*** Opening Given data ***
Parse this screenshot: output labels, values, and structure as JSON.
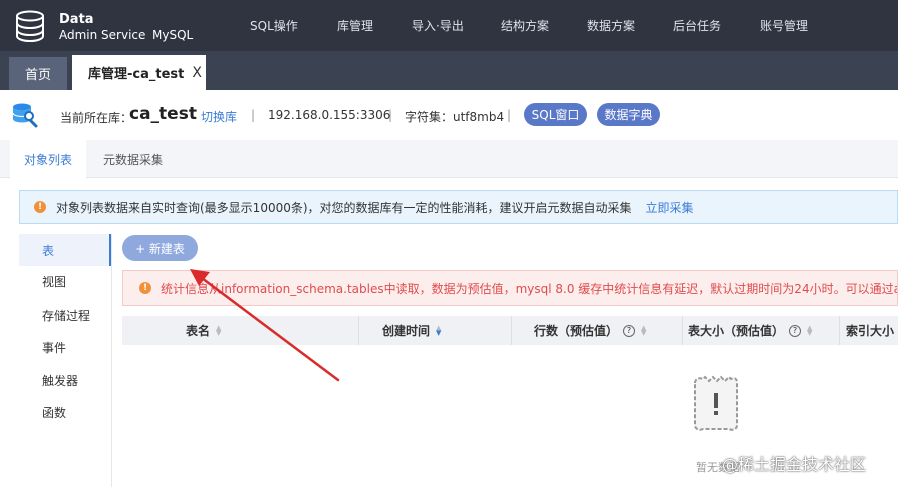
{
  "app": {
    "brand_line1": "Data",
    "brand_line2": "Admin Service",
    "brand_line3": "MySQL"
  },
  "nav": [
    "SQL操作",
    "库管理",
    "导入·导出",
    "结构方案",
    "数据方案",
    "后台任务",
    "账号管理"
  ],
  "tabs": {
    "home": "首页",
    "active": "库管理-ca_test",
    "close": "X"
  },
  "db": {
    "label": "当前所在库：",
    "name": "ca_test",
    "switch": "切换库",
    "separator": "|",
    "host": "192.168.0.155:3306",
    "charset": "字符集：utf8mb4",
    "sql_btn": "SQL窗口",
    "dict_btn": "数据字典"
  },
  "subtabs": {
    "objects": "对象列表",
    "meta": "元数据采集"
  },
  "notice1": {
    "text": "对象列表数据来自实时查询(最多显示10000条)，对您的数据库有一定的性能消耗，建议开启元数据自动采集",
    "link": "立即采集"
  },
  "leftmenu": [
    "表",
    "视图",
    "存储过程",
    "事件",
    "触发器",
    "函数"
  ],
  "new_table": "+ 新建表",
  "notice2": {
    "text": "统计信息从information_schema.tables中读取，数据为预估值，mysql 8.0 缓存中统计信息有延迟，默认过期时间为24小时。可以通过analyze ta"
  },
  "table": {
    "columns": [
      "表名",
      "创建时间",
      "行数（预估值）",
      "表大小（预估值）",
      "索引大小"
    ],
    "empty": "暂无数据"
  },
  "watermark": "@稀土掘金技术社区",
  "colors": {
    "topbar": "#2f3440",
    "accent": "#3a7bd5",
    "pill": "#5a78c8",
    "warn": "#f0913a",
    "error": "#e04b4b",
    "arrow": "#d92b2b"
  }
}
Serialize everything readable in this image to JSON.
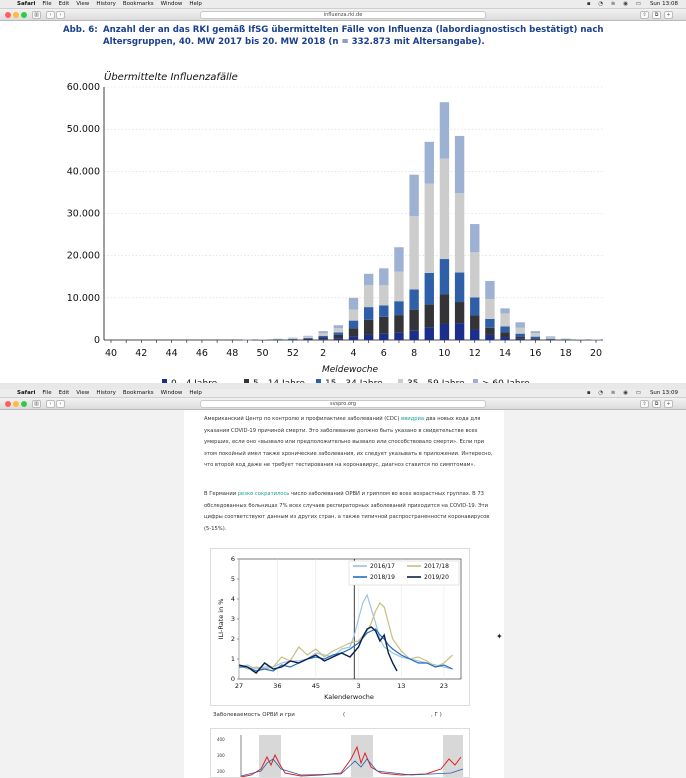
{
  "screen1": {
    "menubar": {
      "app": "Safari",
      "items": [
        "File",
        "Edit",
        "View",
        "History",
        "Bookmarks",
        "Window",
        "Help"
      ],
      "clock": "Sun 13:08"
    },
    "url": "influenza.rki.de",
    "figure": {
      "label": "Abb. 6:",
      "title": "Anzahl der an das RKI gemäß IfSG übermittelten Fälle von Influenza (labordiagnostisch bestätigt) nach Altersgruppen, 40. MW 2017 bis 20. MW 2018 (n = 332.873 mit Altersangabe)."
    }
  },
  "screen2": {
    "menubar": {
      "app": "Safari",
      "items": [
        "File",
        "Edit",
        "View",
        "History",
        "Bookmarks",
        "Window",
        "Help"
      ],
      "clock": "Sun 13:09"
    },
    "url": "svspro.org",
    "paragraph1": {
      "before_link": "Американский Центр по контролю и профилактике заболеваний (CDC) ",
      "link": "ввидриа",
      "after_link": " два новых кода для указания COVID-19 причиной смерти. Это заболевание должно быть указано в свидетельстве всех умерших, если оно «вызвало или предположительно вызвало или способствовало смерти». Если при этом покойный имел также хронические заболевания, их следует указывать в приложении. Интересно, что второй код даже не требует тестирования на коронавирус, диагноз ставится по симптомам»."
    },
    "paragraph2": {
      "before_link": "В Германии ",
      "link": "резко сократилось",
      "after_link": " число заболеваний ОРВИ и гриппом во всех возрастных группах. В 73 обследованных больницах 7% всех случаев респираторных заболеваний приходится на COVID-19. Эти цифры соответствуют данным из других стран, а также типичной распространенности коронавирусов (5-15%)."
    },
    "caption": {
      "part1": "Заболеваемость ОРВИ и гри",
      "part2": "(",
      "part3": ", Г        )"
    }
  },
  "chart_data": [
    {
      "type": "bar",
      "stacked": true,
      "title": "",
      "ylabel": "Übermittelte Influenzafälle",
      "xlabel": "Meldewoche",
      "ylim": [
        0,
        60000
      ],
      "y_ticks": [
        "0",
        "10.000",
        "20.000",
        "30.000",
        "40.000",
        "50.000",
        "60.000"
      ],
      "x_tick_labels": [
        "40",
        "42",
        "44",
        "46",
        "48",
        "50",
        "52",
        "2",
        "4",
        "6",
        "8",
        "10",
        "12",
        "14",
        "16",
        "18",
        "20"
      ],
      "categories": [
        "40",
        "41",
        "42",
        "43",
        "44",
        "45",
        "46",
        "47",
        "48",
        "49",
        "50",
        "51",
        "52",
        "1",
        "2",
        "3",
        "4",
        "5",
        "6",
        "7",
        "8",
        "9",
        "10",
        "11",
        "12",
        "13",
        "14",
        "15",
        "16",
        "17",
        "18",
        "19",
        "20"
      ],
      "series": [
        {
          "name": "0 - 4 Jahre",
          "color": "#1a2e8a",
          "values": [
            0,
            0,
            0,
            0,
            0,
            0,
            0,
            0,
            0,
            10,
            20,
            40,
            60,
            100,
            200,
            400,
            800,
            1200,
            1500,
            1700,
            2200,
            3000,
            3800,
            4000,
            2500,
            1200,
            700,
            300,
            150,
            60,
            30,
            20,
            10
          ]
        },
        {
          "name": "5 - 14 Jahre",
          "color": "#333338",
          "values": [
            0,
            0,
            0,
            0,
            0,
            0,
            0,
            0,
            0,
            10,
            30,
            60,
            100,
            180,
            400,
            800,
            2000,
            3600,
            4000,
            4200,
            5000,
            5400,
            7000,
            5000,
            3300,
            1700,
            1100,
            500,
            250,
            100,
            50,
            20,
            10
          ]
        },
        {
          "name": "15 - 34 Jahre",
          "color": "#2f5fa8",
          "values": [
            0,
            0,
            0,
            0,
            0,
            0,
            0,
            0,
            0,
            10,
            30,
            60,
            110,
            200,
            400,
            600,
            1800,
            3000,
            2700,
            3300,
            4800,
            7500,
            8400,
            7000,
            4300,
            2100,
            1400,
            700,
            400,
            150,
            60,
            30,
            10
          ]
        },
        {
          "name": "35 - 59 Jahre",
          "color": "#cccccc",
          "values": [
            0,
            0,
            0,
            0,
            0,
            0,
            0,
            0,
            0,
            10,
            40,
            80,
            150,
            300,
            600,
            1000,
            2600,
            5200,
            4800,
            7000,
            17400,
            21200,
            23800,
            18800,
            10700,
            4700,
            3100,
            1400,
            800,
            290,
            120,
            50,
            20
          ]
        },
        {
          "name": "> 60 Jahre",
          "color": "#9db1d3",
          "values": [
            0,
            0,
            0,
            0,
            0,
            0,
            0,
            0,
            0,
            10,
            30,
            60,
            130,
            220,
            500,
            700,
            2800,
            2700,
            4000,
            5800,
            9800,
            9900,
            13400,
            13600,
            6700,
            4300,
            1200,
            1300,
            500,
            260,
            90,
            40,
            10
          ]
        }
      ],
      "legend_labels": [
        "0 - 4 Jahre",
        "5 - 14 Jahre",
        "15 - 34 Jahre",
        "35 - 59 Jahre",
        "> 60 Jahre"
      ],
      "legend_position": "bottom"
    },
    {
      "type": "line",
      "title": "",
      "ylabel": "ILI-Rate in %",
      "xlabel": "Kalenderwoche",
      "ylim": [
        0,
        6
      ],
      "y_ticks": [
        "0",
        "1",
        "2",
        "3",
        "4",
        "5",
        "6"
      ],
      "x_tick_labels": [
        "27",
        "36",
        "45",
        "3",
        "13",
        "23"
      ],
      "x_positions": [
        0,
        9,
        18,
        28,
        38,
        48
      ],
      "series": [
        {
          "name": "2016/17",
          "color": "#9cc3e0",
          "x": [
            0,
            2,
            4,
            6,
            8,
            10,
            12,
            14,
            16,
            18,
            20,
            22,
            24,
            26,
            27,
            28,
            29,
            30,
            31,
            32,
            33,
            34,
            36,
            38,
            40,
            42,
            44,
            46,
            48,
            50
          ],
          "y": [
            0.6,
            0.7,
            0.5,
            0.6,
            0.6,
            0.8,
            0.9,
            0.9,
            1.0,
            1.3,
            1.2,
            1.1,
            1.5,
            1.6,
            2.2,
            3.0,
            3.8,
            4.2,
            3.5,
            2.8,
            2.0,
            1.6,
            1.3,
            1.1,
            1.0,
            0.9,
            0.8,
            0.7,
            0.6,
            0.5
          ]
        },
        {
          "name": "2017/18",
          "color": "#c9bf7e",
          "x": [
            0,
            2,
            4,
            6,
            8,
            10,
            12,
            14,
            16,
            18,
            20,
            22,
            24,
            26,
            28,
            30,
            31,
            32,
            33,
            34,
            35,
            36,
            38,
            40,
            42,
            44,
            46,
            48,
            50
          ],
          "y": [
            0.7,
            0.5,
            0.6,
            0.5,
            0.6,
            1.1,
            0.9,
            1.6,
            1.2,
            1.5,
            1.1,
            1.4,
            1.6,
            1.8,
            1.9,
            2.4,
            2.8,
            3.4,
            3.8,
            3.6,
            2.8,
            2.0,
            1.4,
            1.0,
            1.1,
            0.9,
            0.6,
            0.8,
            1.2
          ]
        },
        {
          "name": "2018/19",
          "color": "#1f6fbf",
          "x": [
            0,
            2,
            4,
            6,
            8,
            10,
            12,
            14,
            16,
            18,
            20,
            22,
            24,
            26,
            28,
            30,
            31,
            32,
            33,
            34,
            35,
            36,
            38,
            40,
            42,
            44,
            46,
            48,
            50
          ],
          "y": [
            0.6,
            0.6,
            0.4,
            0.5,
            0.4,
            0.7,
            0.6,
            0.8,
            1.0,
            1.1,
            1.0,
            1.2,
            1.3,
            1.5,
            1.8,
            2.3,
            2.4,
            2.5,
            2.2,
            2.0,
            1.7,
            1.5,
            1.2,
            1.0,
            0.8,
            0.8,
            0.6,
            0.7,
            0.5
          ]
        },
        {
          "name": "2019/20",
          "color": "#0b1e4e",
          "x": [
            0,
            2,
            4,
            6,
            8,
            10,
            12,
            14,
            16,
            18,
            20,
            22,
            24,
            26,
            28,
            29,
            30,
            31,
            32,
            33,
            34,
            35,
            36,
            37
          ],
          "y": [
            0.7,
            0.6,
            0.3,
            0.8,
            0.5,
            0.6,
            0.9,
            0.8,
            1.0,
            1.2,
            0.9,
            1.1,
            1.3,
            1.1,
            1.6,
            2.1,
            2.5,
            2.6,
            2.4,
            1.9,
            2.2,
            1.3,
            0.8,
            0.4
          ]
        }
      ],
      "legend_position": "top-right"
    }
  ]
}
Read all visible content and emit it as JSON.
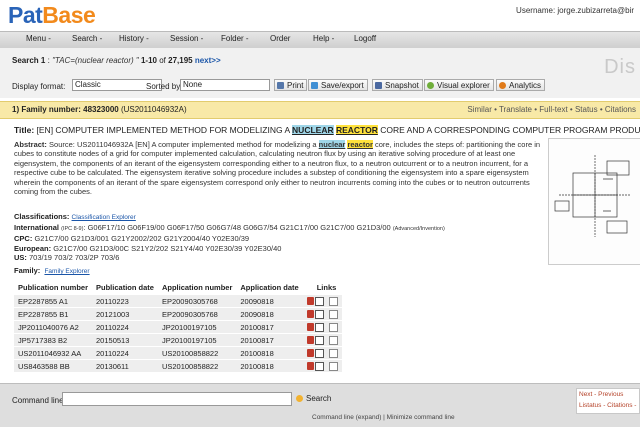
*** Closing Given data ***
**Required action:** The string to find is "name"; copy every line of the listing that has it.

**Your solution:**
    "name": "ca_test",
          "name": "0 - 4 Jahre",
          "name": "5 - 14 Jahre",
          "name": "15 - 34 Jahre",
          "name": "35 - 59 Jahre",
          "name": "> 60 Jahre",
          "name": "2016/17",
          "name": "2017/18",
          "name": "2018/19",
          "name": "2019/20",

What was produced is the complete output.